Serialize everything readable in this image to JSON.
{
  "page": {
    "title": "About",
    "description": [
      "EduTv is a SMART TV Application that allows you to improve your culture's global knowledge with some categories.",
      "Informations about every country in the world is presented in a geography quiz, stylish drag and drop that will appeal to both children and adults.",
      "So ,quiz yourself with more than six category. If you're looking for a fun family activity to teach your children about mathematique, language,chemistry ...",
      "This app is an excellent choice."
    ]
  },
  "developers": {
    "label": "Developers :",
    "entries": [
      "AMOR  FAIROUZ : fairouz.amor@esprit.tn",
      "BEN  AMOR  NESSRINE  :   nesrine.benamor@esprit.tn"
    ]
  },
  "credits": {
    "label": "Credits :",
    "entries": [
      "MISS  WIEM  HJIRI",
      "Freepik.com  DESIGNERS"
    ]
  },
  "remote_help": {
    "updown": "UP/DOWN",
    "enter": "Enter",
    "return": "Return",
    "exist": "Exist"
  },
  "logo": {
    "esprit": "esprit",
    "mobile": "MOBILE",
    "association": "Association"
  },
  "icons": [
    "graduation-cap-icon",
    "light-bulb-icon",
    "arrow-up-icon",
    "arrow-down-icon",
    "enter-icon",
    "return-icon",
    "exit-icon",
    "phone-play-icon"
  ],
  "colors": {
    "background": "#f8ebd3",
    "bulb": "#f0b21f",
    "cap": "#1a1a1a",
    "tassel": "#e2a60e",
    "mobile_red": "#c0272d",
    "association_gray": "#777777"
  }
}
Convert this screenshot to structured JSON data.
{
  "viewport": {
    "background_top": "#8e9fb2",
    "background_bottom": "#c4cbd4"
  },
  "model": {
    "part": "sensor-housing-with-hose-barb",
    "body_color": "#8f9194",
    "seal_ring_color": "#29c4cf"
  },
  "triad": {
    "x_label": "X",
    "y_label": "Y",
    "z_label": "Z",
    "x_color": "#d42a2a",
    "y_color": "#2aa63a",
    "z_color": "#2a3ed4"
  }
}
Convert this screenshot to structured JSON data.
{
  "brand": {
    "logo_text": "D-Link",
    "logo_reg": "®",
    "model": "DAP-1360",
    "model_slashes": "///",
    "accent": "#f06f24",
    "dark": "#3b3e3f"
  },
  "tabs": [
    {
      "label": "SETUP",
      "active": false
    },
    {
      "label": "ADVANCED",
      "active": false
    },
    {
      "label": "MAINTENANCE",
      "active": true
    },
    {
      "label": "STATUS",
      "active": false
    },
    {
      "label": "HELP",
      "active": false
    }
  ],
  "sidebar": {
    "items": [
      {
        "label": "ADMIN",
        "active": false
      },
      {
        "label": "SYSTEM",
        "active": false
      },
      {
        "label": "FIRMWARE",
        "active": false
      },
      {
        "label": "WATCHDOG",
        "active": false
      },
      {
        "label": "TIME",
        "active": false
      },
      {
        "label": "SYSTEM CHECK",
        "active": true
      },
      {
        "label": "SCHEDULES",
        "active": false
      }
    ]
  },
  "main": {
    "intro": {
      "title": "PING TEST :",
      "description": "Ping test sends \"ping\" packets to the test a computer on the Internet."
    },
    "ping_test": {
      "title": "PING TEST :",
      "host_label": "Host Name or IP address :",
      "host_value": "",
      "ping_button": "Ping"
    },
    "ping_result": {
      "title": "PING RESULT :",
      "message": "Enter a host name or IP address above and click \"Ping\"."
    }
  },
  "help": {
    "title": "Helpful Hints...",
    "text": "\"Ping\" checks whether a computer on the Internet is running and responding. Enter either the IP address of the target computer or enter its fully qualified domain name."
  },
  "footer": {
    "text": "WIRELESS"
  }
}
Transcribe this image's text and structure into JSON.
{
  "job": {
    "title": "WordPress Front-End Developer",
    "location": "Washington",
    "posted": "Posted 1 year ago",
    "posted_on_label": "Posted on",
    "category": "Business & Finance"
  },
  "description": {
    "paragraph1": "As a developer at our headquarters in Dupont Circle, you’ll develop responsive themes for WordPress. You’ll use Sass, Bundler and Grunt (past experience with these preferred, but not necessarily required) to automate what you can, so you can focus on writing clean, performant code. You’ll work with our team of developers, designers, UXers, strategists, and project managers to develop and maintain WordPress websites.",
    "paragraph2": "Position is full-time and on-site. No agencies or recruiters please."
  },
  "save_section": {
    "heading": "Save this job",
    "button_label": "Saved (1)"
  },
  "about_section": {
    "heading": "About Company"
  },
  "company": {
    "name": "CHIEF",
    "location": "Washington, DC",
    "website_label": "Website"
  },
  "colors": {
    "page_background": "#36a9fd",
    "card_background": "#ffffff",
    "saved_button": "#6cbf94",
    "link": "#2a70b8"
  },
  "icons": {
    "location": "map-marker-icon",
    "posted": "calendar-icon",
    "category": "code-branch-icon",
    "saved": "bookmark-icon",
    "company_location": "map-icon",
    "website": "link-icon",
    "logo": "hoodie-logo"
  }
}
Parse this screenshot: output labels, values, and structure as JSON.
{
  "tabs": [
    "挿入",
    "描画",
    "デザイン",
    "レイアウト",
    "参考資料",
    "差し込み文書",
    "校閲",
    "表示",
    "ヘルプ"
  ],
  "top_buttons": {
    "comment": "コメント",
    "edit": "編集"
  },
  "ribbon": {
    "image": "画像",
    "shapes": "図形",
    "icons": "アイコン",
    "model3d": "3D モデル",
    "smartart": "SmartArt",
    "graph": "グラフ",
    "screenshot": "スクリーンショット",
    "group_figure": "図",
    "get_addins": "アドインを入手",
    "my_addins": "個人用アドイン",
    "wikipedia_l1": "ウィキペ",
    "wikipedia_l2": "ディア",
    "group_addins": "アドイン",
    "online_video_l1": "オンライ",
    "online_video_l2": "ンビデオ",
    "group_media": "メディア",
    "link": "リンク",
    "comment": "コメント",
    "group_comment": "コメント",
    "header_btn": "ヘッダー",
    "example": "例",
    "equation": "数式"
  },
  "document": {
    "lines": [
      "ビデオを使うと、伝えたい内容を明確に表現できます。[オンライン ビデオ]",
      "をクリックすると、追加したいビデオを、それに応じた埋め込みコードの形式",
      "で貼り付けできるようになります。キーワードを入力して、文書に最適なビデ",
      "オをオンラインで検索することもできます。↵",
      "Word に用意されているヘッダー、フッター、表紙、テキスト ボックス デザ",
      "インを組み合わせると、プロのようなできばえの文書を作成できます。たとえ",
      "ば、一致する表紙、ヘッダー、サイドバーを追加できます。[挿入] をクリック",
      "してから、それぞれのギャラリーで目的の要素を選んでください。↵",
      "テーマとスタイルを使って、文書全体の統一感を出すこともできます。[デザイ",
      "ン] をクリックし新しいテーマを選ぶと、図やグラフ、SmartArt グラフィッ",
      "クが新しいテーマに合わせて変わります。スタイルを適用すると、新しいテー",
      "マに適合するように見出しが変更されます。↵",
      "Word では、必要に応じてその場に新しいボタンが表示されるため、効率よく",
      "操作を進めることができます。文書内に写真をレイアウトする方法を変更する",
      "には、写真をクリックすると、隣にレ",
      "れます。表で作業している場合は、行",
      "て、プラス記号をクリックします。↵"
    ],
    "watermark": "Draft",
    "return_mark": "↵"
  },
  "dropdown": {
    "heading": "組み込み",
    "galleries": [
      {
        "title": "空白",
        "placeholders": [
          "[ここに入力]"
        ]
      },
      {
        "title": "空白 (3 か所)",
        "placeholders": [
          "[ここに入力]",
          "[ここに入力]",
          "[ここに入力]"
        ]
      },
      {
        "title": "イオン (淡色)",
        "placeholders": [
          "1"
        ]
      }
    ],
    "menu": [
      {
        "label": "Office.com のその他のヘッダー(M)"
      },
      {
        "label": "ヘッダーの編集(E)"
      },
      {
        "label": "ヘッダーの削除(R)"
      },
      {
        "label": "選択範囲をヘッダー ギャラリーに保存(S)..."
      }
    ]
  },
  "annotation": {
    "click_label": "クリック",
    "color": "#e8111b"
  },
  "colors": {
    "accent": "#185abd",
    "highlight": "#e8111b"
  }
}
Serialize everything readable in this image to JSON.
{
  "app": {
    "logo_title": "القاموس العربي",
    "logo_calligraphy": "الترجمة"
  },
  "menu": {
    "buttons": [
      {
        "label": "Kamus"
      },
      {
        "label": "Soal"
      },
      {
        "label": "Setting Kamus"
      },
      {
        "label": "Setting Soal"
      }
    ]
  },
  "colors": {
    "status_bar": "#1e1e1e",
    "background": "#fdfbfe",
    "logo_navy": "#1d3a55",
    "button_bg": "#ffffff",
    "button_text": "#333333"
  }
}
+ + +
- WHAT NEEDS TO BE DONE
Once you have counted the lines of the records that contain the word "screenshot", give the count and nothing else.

- YOUR RESPONSE
4